(Material for this task Opens)

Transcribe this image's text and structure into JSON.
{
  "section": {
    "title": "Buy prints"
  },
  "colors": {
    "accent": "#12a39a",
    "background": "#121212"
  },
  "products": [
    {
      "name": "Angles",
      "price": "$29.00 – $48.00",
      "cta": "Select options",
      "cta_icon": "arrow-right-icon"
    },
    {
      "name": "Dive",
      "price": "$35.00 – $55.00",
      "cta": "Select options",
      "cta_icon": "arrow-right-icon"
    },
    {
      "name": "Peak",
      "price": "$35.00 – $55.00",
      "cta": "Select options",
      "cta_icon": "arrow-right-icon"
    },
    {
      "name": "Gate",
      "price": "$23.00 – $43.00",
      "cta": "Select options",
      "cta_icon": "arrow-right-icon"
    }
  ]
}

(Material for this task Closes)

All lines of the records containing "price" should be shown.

Written solution:
      "price": "$29.00 – $48.00",
      "price": "$35.00 – $55.00",
      "price": "$35.00 – $55.00",
      "price": "$23.00 – $43.00",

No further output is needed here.